New report finds fashion certification programs ‘enable greenwashing’

0

In a new report, the Changing Markets Foundation found that fashion certification programs “act as a smokescreen” for the industry’s environmental impact. The report finds that several of the largest certification programs – including the Ellen MacArthur Foundation (EMF), WRAP and the Sustainable Apparel Coalition’s Higg Index – have enabled “greenwashing”.

The report, titled “Licence to Greenwash”, analyzes ten certification labels and industry initiatives used by fashion brands and measures their sustainability. The inquiry then decided whether these programs were “fit” to address the misdeeds of the modern fashion industry.

Evaluating brands based on their level of ambition, scope for continuous improvement, independence, transparency and track record of performance, the report found no program fit for purpose. The ten certification schemes failed to “maintain high standards, were unaccountable for their actions and all dithered on progressive issues of circularity” – including overproduction, fast fashion and reliance on the fossil fuel industry.

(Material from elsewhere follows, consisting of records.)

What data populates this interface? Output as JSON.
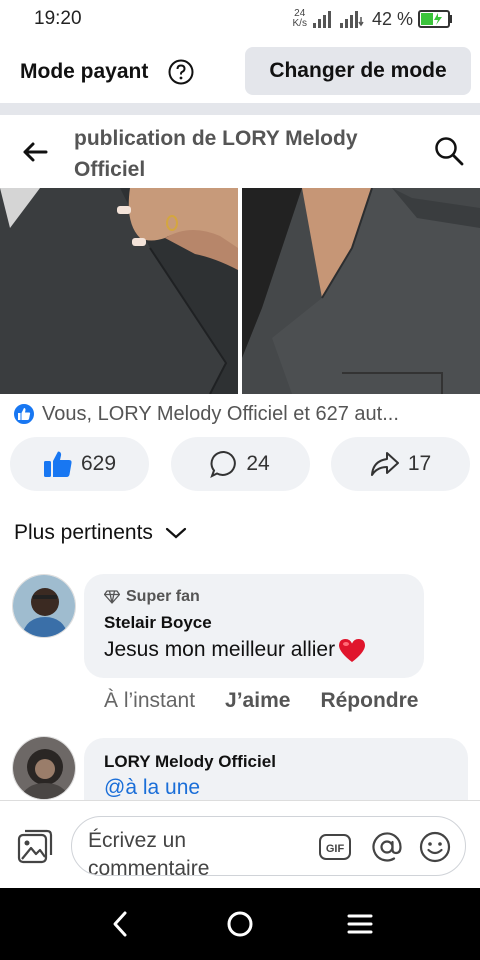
{
  "status_bar": {
    "time": "19:20",
    "speed_value": "24",
    "speed_unit": "K/s",
    "battery_percent": "42 %"
  },
  "mode_bar": {
    "title": "Mode payant",
    "change_button_label": "Changer de mode"
  },
  "post_header": {
    "title": "publication de LORY Melody Officiel"
  },
  "reactions": {
    "summary": "Vous, LORY Melody Officiel et 627 aut...",
    "like_count": "629",
    "comment_count": "24",
    "share_count": "17"
  },
  "sort": {
    "label": "Plus pertinents"
  },
  "comments": [
    {
      "badge": "Super fan",
      "author": "Stelair Boyce",
      "text": "Jesus mon meilleur allier",
      "time": "À l’instant",
      "like_label": "J’aime",
      "reply_label": "Répondre"
    },
    {
      "author": "LORY Melody Officiel",
      "text": "@à la une"
    }
  ],
  "composer": {
    "placeholder": "Écrivez un commentaire",
    "gif_label": "GIF"
  },
  "colors": {
    "accent": "#1877f2",
    "pill_bg": "#f0f2f5",
    "mention": "#1a6ed8",
    "battery": "#3bc43b"
  }
}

The report highlights the fashion industry’s lack of regulation, with certification schemes existing in the absence of environmental legislation in an effort to move the industry towards sustainability. However, notes the Changing Markets Foundation, the existence of these programs and the lack of accountability within them allow “greenwashing”. The Changing Market Foundation says such programs allow producers to affix certification labels to individual products or publicize their membership in the programs, thereby tricking consumers into “putting their money where their values ​​are”.

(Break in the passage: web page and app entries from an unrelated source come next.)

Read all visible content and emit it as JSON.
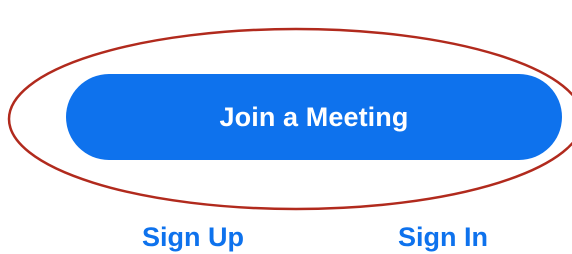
{
  "colors": {
    "accent": "#0e72ed",
    "accent_text": "#ffffff",
    "annotation": "#b12a1d",
    "background": "#ffffff"
  },
  "main": {
    "join_button_label": "Join a Meeting"
  },
  "footer": {
    "sign_up_label": "Sign Up",
    "sign_in_label": "Sign In"
  },
  "annotation": {
    "shape": "ellipse-outline"
  }
}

Market research by the Changing Markets Foundation found that one in three consumers (34%) in the UK choose to buy items bearing green labels or certifications, either frequently or always. One in three also said they consider third-party certification programs or initiatives to be trusted sources of information about brands’ green credentials. Yet, the organization says, underperforming programs allow brands such as Primark and Boohoo to escape real accountability.

The release of the new report comes ahead of the EU’s textile strategy, which is due out on March 30. The strategy sets a blueprint for the EU moving towards a circular and climate-neutral economy, where products are durable, repairable and reusable – tackling overconsumption and waste generated by industry due to fashion quick.

Currently, the textile sector is the fourth highest pressure category in the EU in terms of the use of primary raw materials and water, after food, housing and transport. Over the past 20 years, the use of polyester fiber has doubled, increasing the industry’s reliance on fossil fuels and fueling overproduction and waste.

George Harding-Rolls, campaign manager at the Changing Markets Foundation, said: “As fashion brands double down on production and environmental destruction, they are using sustainability certification schemes and voluntary initiatives as a smoke. stores that result in an industry-wide lure for unsustainable practices, enabling sophisticated greenwashing on a massive scale.

“We no longer need voluntary schemes. Certification and initiatives such as those described in the report act like a placebo, creating a false promise that industry will voluntarily address sustainability. We urgently need a comprehensive legislation to change the course of the fashion industry on a greener path.”

Share.

Comments are closed.